The men acknowledged the explanation and Cole was glad when the representative moved on after the short explanation.
“This next room is our Aldehyde Tanning room. This Is a process method using Formaldehyde, where it is mixed with water to create a chemical solution called formalin. This is used most commonly on deerskins and renders the leather hide white. This process also allows the leather hide to have washable properties and leaves the leather hide with a "crackle" or distressed look and grain. This tanning method or process can be problematic due to the fact hides will yellow with age or being idle.”
The others nodded having been familiar with that problem. Dan smiled at Cole. “Now we know why that happens. We’ve had that happen before.”
Cole nodded. “Yes, it’s why we don’t buy large amounts anymore, just what we need to make the project.”
Dan nodded. “Exactly.”
The young man went on. “Gentlemen, if you’ll follow me we’ll visit the next tanning room. When they entered this room there were several vats with leather soaking in them. “This is the Liritan Tanning Method,” Ron explained. “This is the most commonly used method for tanning in the United States, using Calgon, sodium hexametaphosphate in soaking pits that are a weaker tanning solution in order to expedite the tanning process faster than the traditional method of vegetable tanning of leather hides which we covered earlier. Remember, the vegetable process is a very slow process. The Liritan process is used for mass production of tanning leather hides and the most cost effective. This process is not all about saving money but a means of rendering a very even tannage due to the solution used is increased in strength and potency in each soaking pit during the tanning process. This is why this tanning room has several vats instead of just one like the others I’ve shown you.”
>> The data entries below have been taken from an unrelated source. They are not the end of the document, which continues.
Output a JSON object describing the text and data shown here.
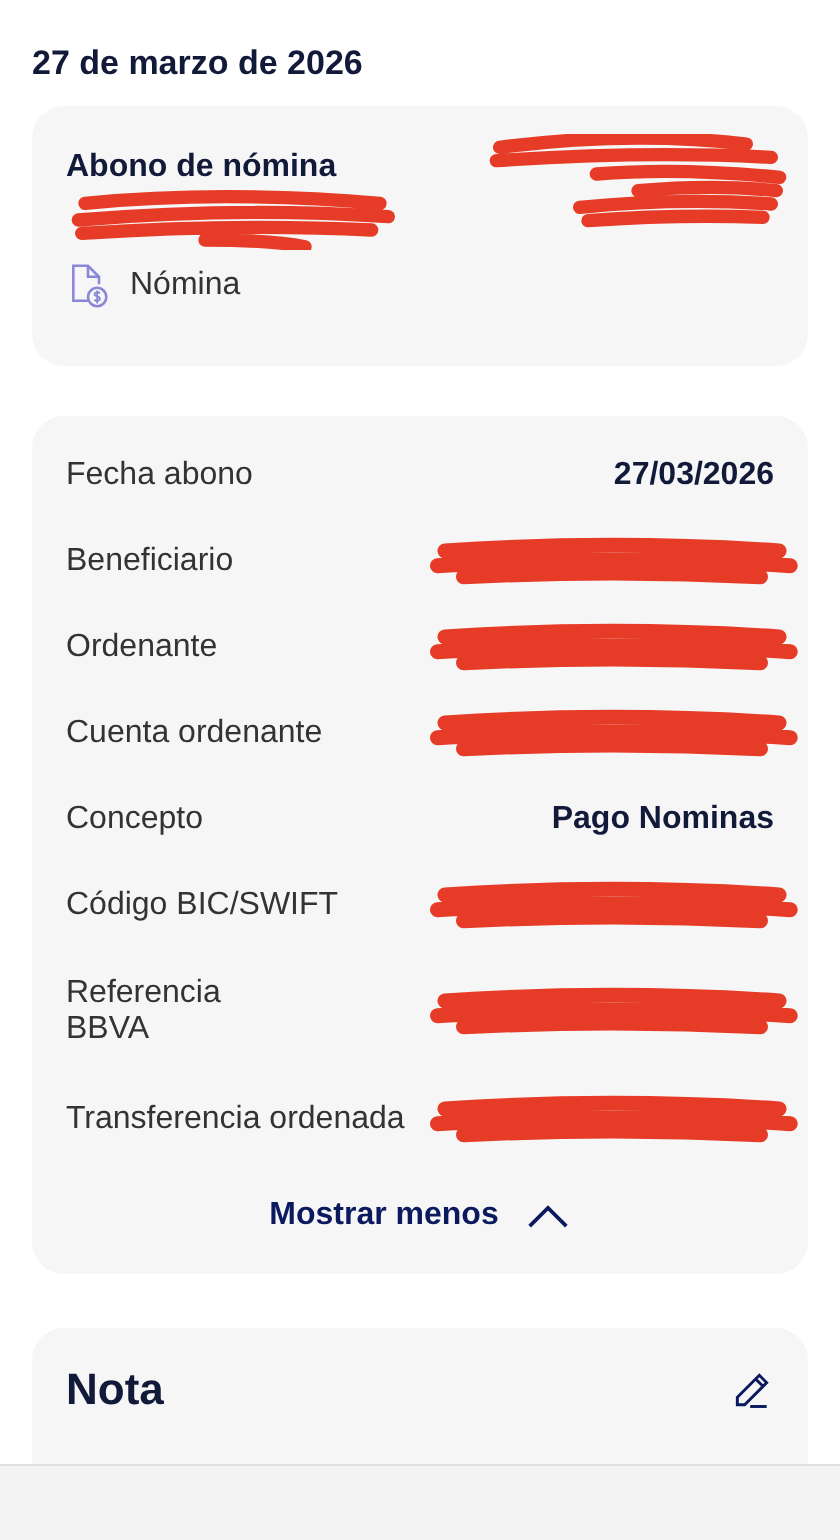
{
  "date_heading": "27 de marzo de 2026",
  "summary": {
    "title": "Abono de nómina",
    "category": "Nómina",
    "redacted": true
  },
  "details": [
    {
      "label": "Fecha abono",
      "kind": "text",
      "value": "27/03/2026"
    },
    {
      "label": "Beneficiario",
      "kind": "redacted"
    },
    {
      "label": "Ordenante",
      "kind": "redacted"
    },
    {
      "label": "Cuenta ordenante",
      "kind": "redacted"
    },
    {
      "label": "Concepto",
      "kind": "text",
      "value": "Pago Nominas"
    },
    {
      "label": "Código BIC/SWIFT",
      "kind": "redacted"
    },
    {
      "label": "Referencia BBVA",
      "kind": "redacted"
    },
    {
      "label": "Transferencia ordenada",
      "kind": "redacted"
    }
  ],
  "toggle": {
    "label": "Mostrar menos",
    "expanded": true
  },
  "note": {
    "title": "Nota"
  }
}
There was a murmuring among the men as the process was explained and there were lots of smiles. Many of the customers had ordered this particular leather and were quite satisfied with the results.
Ron Maxwell smiled. “One more stop gentlemen and the tour will be finished.” He brought them to another room and said, “This is our Oil Tanning Method. Oil tanning hides is another exclusive and dedicated process solely conducted to render chamois-type leather for their excellent water absorbency properties. Typically the hides are from lamb or sheep where they are treated with Cod Liver Oil in an unoxidized form. This leaves tanned hides that can be made for garments, gloves and filtration products.” Ron explained.
Cole asked, “Wasn’t this the leather we used to make that vest for Brett when Jalen wanted somethin’ for him for Christmas?”
Dan smiled. “Yes it was. He gave Cole an affectionate look because he remembered the leather and it’s use.
The men all smiled and one of them said, “So you saved the best for last hmm?”
The young man grinned at the teasing. “Had to keep anyone from leaving in the middle.”
Dan and Cole smiled and chuckled at the banter.
Ron said, “Gentlemen…this concludes our tour. We’ll be happy to take any orders for any of the finished leather products you have seen processed. The customer store is right here with samples of the leather produced by each of the processes you’ve seen.” He led them to the customer leather store and Dan and Cole began to examine the products and make their selections. They took their time examining each piece and discussing what use they could have for it and once they were finished took a look at the decorative silver and other pieces that could be attached to the leather. They purchased some new style stamps as well as cutting tools and patterns and tools they could use to trace the patterns. They also bought leather paint to add color to the designs and other hardware and were satisfied with all they had bought.